[TOKYO] Singapore, home to some of the planet's most affluent people, shouldn't have to worry about going hungry -- except when you factor in the threat of climate change.
The city state ranks top of the Global Food Security Index, a gauge of more than 100 countries developed by the Economist Intelligence Unit and supported by Corteva Agriscience. But when that's adjusted for the impact of climate change, and water-related risks such as rising sea levels, Singapore, which imports almost all of its food, drops 11 places in the rankings, according to a press release from Corteva.
Singapore, Ireland and the US were rated the top three in food security for a second straight year, despite new metrics this year such as food costs, infrastructure and nutritional standards. When the impact of climate change and depletion of natural resources are included, "all countries suffered a drop in their overall scores, highlighting the vulnerability of global food systems against threats such as drought, flood and rising sea levels," Corteva said.
But nations heavily dependent on food imports saw their rankings decline significantly. While Singapore was down 11 places, the United Arab Emirates fell nine spots and the Philippines eight, according to the release.
The index report also found that more than 30 per cent of countries have insufficient amounts of Vitamin A, needed for normal vision, a healthy immune system and organ functionality. Around a quarter were deficient in zinc, vital for a functioning metabolism and immune system. It also showed food prices are rising worldwide, with Venezuela and Syria seeing the sharpest increases.

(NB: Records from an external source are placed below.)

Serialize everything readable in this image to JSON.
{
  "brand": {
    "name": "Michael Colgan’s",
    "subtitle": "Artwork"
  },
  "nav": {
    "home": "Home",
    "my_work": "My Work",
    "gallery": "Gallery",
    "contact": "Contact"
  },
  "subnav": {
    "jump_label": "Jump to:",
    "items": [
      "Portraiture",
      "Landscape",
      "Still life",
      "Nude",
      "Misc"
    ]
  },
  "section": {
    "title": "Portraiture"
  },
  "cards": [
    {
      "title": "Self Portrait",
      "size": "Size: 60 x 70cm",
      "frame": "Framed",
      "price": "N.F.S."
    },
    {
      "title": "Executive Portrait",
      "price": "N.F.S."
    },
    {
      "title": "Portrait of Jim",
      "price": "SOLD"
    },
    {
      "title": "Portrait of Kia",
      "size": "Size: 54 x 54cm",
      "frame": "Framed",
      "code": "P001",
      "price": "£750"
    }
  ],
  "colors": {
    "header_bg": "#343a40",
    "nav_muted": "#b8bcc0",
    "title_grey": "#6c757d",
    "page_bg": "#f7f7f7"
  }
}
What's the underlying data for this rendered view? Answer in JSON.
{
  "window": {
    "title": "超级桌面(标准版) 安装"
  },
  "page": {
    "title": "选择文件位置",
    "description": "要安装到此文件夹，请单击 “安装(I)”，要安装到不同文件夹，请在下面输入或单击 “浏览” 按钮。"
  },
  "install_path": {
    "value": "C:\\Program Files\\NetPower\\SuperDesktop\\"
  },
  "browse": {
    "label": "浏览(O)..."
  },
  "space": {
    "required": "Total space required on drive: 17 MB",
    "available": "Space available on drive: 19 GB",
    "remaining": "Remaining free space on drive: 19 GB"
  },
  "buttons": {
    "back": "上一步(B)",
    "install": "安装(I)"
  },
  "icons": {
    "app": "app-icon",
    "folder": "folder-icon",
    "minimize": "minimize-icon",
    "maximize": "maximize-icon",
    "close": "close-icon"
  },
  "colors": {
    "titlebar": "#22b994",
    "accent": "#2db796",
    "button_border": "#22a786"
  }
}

The insights revealed by the report "allow all stakeholders in the food ecosystem to clearly understand the current challenges that are hindering our progress towards a more food-secure world," said Dana Bolden, Senior Vice President of External Affairs and Sustainability at Corteva.